== DATA EXTRACT ==
○ ○ ○ ○
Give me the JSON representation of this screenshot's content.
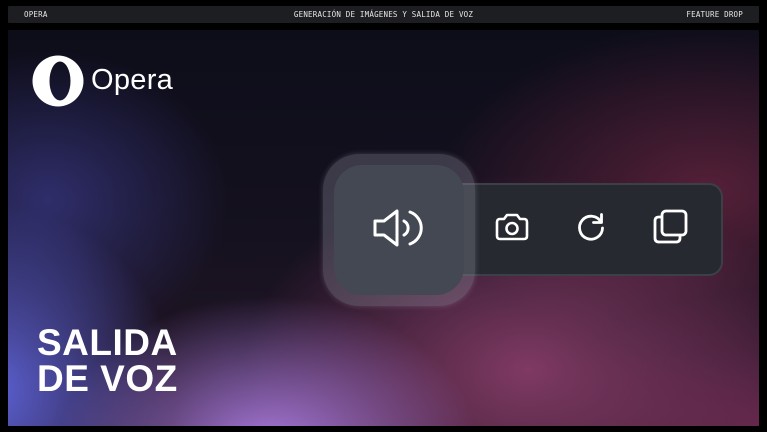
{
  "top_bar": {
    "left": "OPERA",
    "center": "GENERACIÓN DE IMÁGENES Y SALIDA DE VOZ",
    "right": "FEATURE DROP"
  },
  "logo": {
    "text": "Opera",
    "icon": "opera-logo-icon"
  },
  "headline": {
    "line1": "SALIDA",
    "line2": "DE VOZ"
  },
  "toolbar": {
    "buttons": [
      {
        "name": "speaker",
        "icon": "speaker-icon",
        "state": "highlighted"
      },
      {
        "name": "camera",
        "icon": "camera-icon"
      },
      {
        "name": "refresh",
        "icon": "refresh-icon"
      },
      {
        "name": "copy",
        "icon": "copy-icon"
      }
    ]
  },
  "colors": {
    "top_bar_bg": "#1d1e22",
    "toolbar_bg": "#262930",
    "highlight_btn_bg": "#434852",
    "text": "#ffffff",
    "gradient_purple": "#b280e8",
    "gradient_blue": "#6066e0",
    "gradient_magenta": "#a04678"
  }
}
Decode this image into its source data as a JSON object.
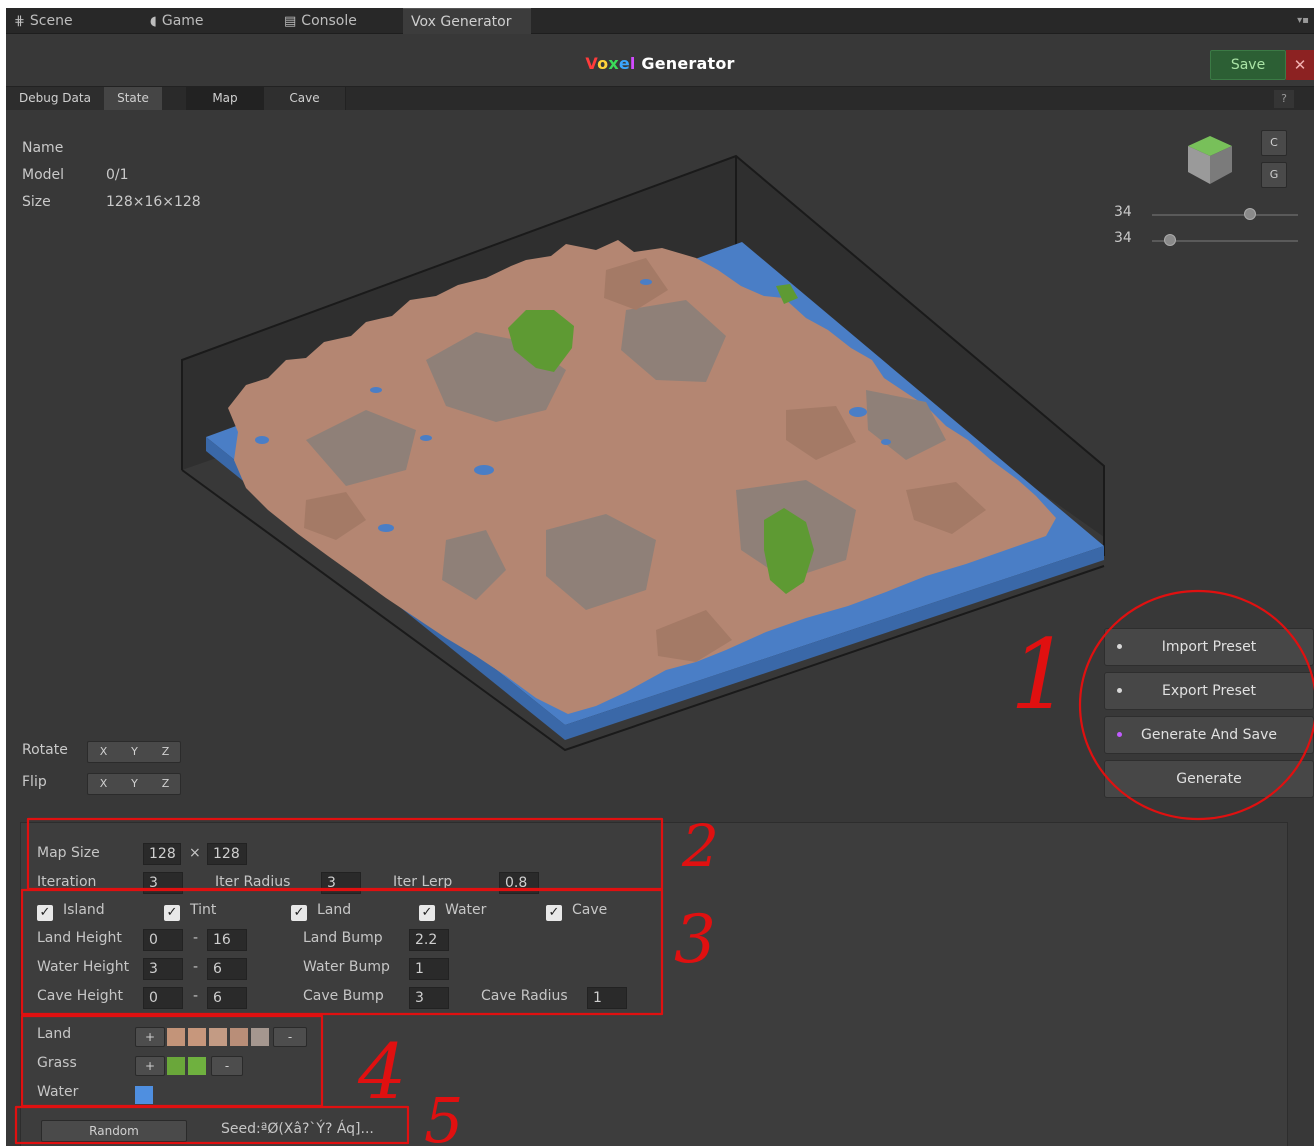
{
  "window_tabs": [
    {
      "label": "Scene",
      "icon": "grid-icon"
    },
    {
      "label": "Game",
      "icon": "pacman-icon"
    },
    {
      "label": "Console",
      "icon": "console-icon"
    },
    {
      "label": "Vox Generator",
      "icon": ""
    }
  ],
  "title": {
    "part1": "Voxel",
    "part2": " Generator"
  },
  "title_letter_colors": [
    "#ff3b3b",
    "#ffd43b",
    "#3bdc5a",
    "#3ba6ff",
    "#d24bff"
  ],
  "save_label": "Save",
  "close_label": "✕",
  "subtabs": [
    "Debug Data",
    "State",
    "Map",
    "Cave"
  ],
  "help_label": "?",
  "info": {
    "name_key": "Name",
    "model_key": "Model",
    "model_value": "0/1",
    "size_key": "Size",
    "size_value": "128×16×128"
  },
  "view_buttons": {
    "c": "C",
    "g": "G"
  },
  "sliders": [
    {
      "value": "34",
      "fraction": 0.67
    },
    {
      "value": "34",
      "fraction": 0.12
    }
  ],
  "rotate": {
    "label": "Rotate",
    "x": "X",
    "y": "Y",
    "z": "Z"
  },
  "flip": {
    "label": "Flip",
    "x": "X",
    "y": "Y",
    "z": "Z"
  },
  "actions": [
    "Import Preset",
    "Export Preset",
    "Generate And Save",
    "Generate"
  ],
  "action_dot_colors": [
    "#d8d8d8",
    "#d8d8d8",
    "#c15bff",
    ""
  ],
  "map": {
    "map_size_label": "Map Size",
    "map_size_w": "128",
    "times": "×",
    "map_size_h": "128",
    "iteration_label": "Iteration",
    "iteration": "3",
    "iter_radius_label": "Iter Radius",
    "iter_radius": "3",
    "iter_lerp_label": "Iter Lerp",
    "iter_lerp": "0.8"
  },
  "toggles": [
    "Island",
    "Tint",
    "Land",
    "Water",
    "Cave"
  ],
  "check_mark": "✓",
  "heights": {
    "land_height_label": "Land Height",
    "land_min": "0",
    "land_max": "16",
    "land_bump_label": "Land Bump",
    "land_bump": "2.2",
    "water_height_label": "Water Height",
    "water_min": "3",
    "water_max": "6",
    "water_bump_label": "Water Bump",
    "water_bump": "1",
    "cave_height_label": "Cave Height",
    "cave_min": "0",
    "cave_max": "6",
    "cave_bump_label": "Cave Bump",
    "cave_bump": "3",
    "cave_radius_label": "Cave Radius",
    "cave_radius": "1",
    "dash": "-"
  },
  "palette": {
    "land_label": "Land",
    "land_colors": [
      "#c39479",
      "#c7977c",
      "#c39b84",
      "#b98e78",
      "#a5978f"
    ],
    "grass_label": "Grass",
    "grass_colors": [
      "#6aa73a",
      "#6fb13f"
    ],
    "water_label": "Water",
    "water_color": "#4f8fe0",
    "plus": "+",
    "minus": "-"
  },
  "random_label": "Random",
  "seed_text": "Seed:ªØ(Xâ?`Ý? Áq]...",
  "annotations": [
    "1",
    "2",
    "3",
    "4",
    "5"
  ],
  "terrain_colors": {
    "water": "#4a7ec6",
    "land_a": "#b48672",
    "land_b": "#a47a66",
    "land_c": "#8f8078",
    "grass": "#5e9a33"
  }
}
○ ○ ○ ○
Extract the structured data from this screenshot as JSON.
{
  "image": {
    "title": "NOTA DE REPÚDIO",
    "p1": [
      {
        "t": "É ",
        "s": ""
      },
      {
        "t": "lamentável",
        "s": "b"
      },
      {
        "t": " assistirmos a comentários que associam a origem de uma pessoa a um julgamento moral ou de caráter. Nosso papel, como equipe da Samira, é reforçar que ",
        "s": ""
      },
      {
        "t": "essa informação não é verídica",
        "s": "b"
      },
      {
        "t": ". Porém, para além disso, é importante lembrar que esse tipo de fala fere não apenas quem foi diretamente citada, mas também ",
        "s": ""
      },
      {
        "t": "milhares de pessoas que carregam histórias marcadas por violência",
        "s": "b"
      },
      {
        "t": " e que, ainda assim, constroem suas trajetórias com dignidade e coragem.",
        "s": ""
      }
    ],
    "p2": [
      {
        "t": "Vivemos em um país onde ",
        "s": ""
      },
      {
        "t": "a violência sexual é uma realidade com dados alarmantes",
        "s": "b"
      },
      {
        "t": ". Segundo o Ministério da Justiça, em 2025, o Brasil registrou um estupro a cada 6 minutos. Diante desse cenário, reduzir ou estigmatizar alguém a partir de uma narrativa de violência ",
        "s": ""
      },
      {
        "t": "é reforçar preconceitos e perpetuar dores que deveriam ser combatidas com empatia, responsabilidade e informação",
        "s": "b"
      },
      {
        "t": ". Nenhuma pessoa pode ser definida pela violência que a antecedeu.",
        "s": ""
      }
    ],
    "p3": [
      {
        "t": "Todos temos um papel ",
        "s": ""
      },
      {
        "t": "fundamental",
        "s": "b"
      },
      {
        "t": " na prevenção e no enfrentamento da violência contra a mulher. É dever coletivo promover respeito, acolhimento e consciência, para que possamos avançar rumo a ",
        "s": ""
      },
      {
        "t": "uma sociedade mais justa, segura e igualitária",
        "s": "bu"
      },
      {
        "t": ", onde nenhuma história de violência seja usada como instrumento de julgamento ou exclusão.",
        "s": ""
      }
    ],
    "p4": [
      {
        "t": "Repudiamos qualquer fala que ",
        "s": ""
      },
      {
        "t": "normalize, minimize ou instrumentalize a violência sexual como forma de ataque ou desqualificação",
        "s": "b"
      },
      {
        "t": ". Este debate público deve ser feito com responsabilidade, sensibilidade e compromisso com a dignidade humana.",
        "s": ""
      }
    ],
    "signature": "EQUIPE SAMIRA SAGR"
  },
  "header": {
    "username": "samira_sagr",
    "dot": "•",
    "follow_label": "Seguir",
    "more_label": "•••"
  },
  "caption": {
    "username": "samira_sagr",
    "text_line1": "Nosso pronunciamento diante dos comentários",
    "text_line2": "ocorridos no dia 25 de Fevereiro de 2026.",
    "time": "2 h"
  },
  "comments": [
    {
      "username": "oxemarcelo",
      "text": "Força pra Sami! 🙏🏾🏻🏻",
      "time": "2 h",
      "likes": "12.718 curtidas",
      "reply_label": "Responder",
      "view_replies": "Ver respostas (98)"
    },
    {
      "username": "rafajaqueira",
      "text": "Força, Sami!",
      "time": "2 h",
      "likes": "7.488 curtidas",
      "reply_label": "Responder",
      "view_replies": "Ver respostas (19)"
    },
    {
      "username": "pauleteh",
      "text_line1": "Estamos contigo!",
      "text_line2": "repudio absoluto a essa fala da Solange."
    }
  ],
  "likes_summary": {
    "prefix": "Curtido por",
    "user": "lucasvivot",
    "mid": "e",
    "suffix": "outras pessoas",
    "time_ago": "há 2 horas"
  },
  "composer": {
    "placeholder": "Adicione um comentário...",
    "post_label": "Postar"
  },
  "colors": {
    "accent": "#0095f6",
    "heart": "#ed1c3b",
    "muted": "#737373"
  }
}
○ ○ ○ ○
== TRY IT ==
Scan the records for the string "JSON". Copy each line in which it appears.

== REPLY TO THE EXERCISE ==
Give me the JSON representation of this screenshot's content.
Decode this image into its source data as a JSON object.
Extract the structured data from this screenshot as JSON.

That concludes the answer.